> [Data section]:
= Beginning of Section =
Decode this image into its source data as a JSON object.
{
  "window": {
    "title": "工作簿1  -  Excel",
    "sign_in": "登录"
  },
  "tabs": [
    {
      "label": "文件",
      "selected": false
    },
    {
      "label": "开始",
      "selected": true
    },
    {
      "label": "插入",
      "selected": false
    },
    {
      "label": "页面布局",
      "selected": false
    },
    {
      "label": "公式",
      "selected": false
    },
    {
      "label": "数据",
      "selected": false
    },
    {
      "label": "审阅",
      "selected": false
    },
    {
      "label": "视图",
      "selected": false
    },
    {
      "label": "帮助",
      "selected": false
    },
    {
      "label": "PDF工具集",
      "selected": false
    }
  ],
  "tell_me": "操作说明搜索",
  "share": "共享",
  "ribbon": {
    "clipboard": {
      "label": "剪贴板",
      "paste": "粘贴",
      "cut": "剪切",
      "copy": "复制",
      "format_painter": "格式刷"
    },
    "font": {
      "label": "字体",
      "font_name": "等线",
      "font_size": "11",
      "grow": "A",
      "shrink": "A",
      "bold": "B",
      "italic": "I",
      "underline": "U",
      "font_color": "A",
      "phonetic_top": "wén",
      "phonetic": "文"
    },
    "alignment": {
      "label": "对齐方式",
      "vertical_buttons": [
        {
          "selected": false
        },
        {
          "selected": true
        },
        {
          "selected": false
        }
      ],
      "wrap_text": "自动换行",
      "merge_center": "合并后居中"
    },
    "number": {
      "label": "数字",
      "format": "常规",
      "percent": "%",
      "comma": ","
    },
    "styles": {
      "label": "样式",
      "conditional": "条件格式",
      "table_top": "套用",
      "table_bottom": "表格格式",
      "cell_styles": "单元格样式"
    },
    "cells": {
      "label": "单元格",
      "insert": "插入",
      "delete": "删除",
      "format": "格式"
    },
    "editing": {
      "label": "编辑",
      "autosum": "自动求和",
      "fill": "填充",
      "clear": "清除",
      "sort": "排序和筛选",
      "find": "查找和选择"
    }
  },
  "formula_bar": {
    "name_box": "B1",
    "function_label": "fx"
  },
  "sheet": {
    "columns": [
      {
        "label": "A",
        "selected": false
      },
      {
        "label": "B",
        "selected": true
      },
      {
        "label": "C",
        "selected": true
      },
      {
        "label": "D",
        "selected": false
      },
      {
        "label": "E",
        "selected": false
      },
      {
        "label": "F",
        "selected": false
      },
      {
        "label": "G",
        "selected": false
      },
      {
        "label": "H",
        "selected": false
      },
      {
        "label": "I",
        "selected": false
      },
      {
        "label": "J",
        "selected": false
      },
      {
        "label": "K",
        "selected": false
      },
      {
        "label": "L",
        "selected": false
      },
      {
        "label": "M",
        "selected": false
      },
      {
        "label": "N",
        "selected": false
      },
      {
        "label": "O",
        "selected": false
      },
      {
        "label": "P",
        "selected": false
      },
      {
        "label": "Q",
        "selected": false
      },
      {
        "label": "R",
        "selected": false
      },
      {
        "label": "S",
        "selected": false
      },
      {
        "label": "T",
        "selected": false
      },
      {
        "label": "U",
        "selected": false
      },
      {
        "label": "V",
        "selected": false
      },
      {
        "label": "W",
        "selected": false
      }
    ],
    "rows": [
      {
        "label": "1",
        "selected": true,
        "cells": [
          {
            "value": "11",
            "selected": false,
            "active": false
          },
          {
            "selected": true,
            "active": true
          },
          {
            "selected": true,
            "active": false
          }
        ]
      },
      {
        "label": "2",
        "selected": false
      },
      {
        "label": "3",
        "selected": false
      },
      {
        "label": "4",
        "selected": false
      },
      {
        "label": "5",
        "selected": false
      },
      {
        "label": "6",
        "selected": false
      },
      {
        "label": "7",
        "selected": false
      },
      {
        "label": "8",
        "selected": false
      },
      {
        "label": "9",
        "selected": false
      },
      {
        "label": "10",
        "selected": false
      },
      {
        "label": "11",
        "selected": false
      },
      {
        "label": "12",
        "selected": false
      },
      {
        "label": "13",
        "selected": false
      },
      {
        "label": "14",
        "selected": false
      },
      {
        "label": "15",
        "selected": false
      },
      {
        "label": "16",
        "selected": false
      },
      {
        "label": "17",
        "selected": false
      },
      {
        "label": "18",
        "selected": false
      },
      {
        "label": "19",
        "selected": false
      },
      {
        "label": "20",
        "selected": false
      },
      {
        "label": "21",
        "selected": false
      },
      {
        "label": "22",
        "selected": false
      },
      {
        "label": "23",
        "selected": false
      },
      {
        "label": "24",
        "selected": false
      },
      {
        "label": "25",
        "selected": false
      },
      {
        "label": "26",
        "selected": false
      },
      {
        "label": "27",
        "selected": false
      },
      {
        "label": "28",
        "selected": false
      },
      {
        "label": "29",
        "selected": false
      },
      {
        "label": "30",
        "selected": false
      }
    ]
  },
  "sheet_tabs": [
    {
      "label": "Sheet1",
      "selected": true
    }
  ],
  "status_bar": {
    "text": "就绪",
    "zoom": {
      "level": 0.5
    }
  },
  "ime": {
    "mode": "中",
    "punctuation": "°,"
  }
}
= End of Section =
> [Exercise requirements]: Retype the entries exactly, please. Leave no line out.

> [Output for this task]:
Decode this image into its source data as a JSON object.
{
  "window": {
    "title": "工作簿1  -  Excel",
    "sign_in": "登录"
  },
  "tabs": [
    {
      "label": "文件",
      "selected": false
    },
    {
      "label": "开始",
      "selected": true
    },
    {
      "label": "插入",
      "selected": false
    },
    {
      "label": "页面布局",
      "selected": false
    },
    {
      "label": "公式",
      "selected": false
    },
    {
      "label": "数据",
      "selected": false
    },
    {
      "label": "审阅",
      "selected": false
    },
    {
      "label": "视图",
      "selected": false
    },
    {
      "label": "帮助",
      "selected": false
    },
    {
      "label": "PDF工具集",
      "selected": false
    }
  ],
  "tell_me": "操作说明搜索",
  "share": "共享",
  "ribbon": {
    "clipboard": {
      "label": "剪贴板",
      "paste": "粘贴",
      "cut": "剪切",
      "copy": "复制",
      "format_painter": "格式刷"
    },
    "font": {
      "label": "字体",
      "font_name": "等线",
      "font_size": "11",
      "grow": "A",
      "shrink": "A",
      "bold": "B",
      "italic": "I",
      "underline": "U",
      "font_color": "A",
      "phonetic_top": "wén",
      "phonetic": "文"
    },
    "alignment": {
      "label": "对齐方式",
      "vertical_buttons": [
        {
          "selected": false
        },
        {
          "selected": true
        },
        {
          "selected": false
        }
      ],
      "wrap_text": "自动换行",
      "merge_center": "合并后居中"
    },
    "number": {
      "label": "数字",
      "format": "常规",
      "percent": "%",
      "comma": ","
    },
    "styles": {
      "label": "样式",
      "conditional": "条件格式",
      "table_top": "套用",
      "table_bottom": "表格格式",
      "cell_styles": "单元格样式"
    },
    "cells": {
      "label": "单元格",
      "insert": "插入",
      "delete": "删除",
      "format": "格式"
    },
    "editing": {
      "label": "编辑",
      "autosum": "自动求和",
      "fill": "填充",
      "clear": "清除",
      "sort": "排序和筛选",
      "find": "查找和选择"
    }
  },
  "formula_bar": {
    "name_box": "B1",
    "function_label": "fx"
  },
  "sheet": {
    "columns": [
      {
        "label": "A",
        "selected": false
      },
      {
        "label": "B",
        "selected": true
      },
      {
        "label": "C",
        "selected": true
      },
      {
        "label": "D",
        "selected": false
      },
      {
        "label": "E",
        "selected": false
      },
      {
        "label": "F",
        "selected": false
      },
      {
        "label": "G",
        "selected": false
      },
      {
        "label": "H",
        "selected": false
      },
      {
        "label": "I",
        "selected": false
      },
      {
        "label": "J",
        "selected": false
      },
      {
        "label": "K",
        "selected": false
      },
      {
        "label": "L",
        "selected": false
      },
      {
        "label": "M",
        "selected": false
      },
      {
        "label": "N",
        "selected": false
      },
      {
        "label": "O",
        "selected": false
      },
      {
        "label": "P",
        "selected": false
      },
      {
        "label": "Q",
        "selected": false
      },
      {
        "label": "R",
        "selected": false
      },
      {
        "label": "S",
        "selected": false
      },
      {
        "label": "T",
        "selected": false
      },
      {
        "label": "U",
        "selected": false
      },
      {
        "label": "V",
        "selected": false
      },
      {
        "label": "W",
        "selected": false
      }
    ],
    "rows": [
      {
        "label": "1",
        "selected": true,
        "cells": [
          {
            "value": "11",
            "selected": false,
            "active": false
          },
          {
            "selected": true,
            "active": true
          },
          {
            "selected": true,
            "active": false
          }
        ]
      },
      {
        "label": "2",
        "selected": false
      },
      {
        "label": "3",
        "selected": false
      },
      {
        "label": "4",
        "selected": false
      },
      {
        "label": "5",
        "selected": false
      },
      {
        "label": "6",
        "selected": false
      },
      {
        "label": "7",
        "selected": false
      },
      {
        "label": "8",
        "selected": false
      },
      {
        "label": "9",
        "selected": false
      },
      {
        "label": "10",
        "selected": false
      },
      {
        "label": "11",
        "selected": false
      },
      {
        "label": "12",
        "selected": false
      },
      {
        "label": "13",
        "selected": false
      },
      {
        "label": "14",
        "selected": false
      },
      {
        "label": "15",
        "selected": false
      },
      {
        "label": "16",
        "selected": false
      },
      {
        "label": "17",
        "selected": false
      },
      {
        "label": "18",
        "selected": false
      },
      {
        "label": "19",
        "selected": false
      },
      {
        "label": "20",
        "selected": false
      },
      {
        "label": "21",
        "selected": false
      },
      {
        "label": "22",
        "selected": false
      },
      {
        "label": "23",
        "selected": false
      },
      {
        "label": "24",
        "selected": false
      },
      {
        "label": "25",
        "selected": false
      },
      {
        "label": "26",
        "selected": false
      },
      {
        "label": "27",
        "selected": false
      },
      {
        "label": "28",
        "selected": false
      },
      {
        "label": "29",
        "selected": false
      },
      {
        "label": "30",
        "selected": false
      }
    ]
  },
  "sheet_tabs": [
    {
      "label": "Sheet1",
      "selected": true
    }
  ],
  "status_bar": {
    "text": "就绪",
    "zoom": {
      "level": 0.5
    }
  },
  "ime": {
    "mode": "中",
    "punctuation": "°,"
  }
}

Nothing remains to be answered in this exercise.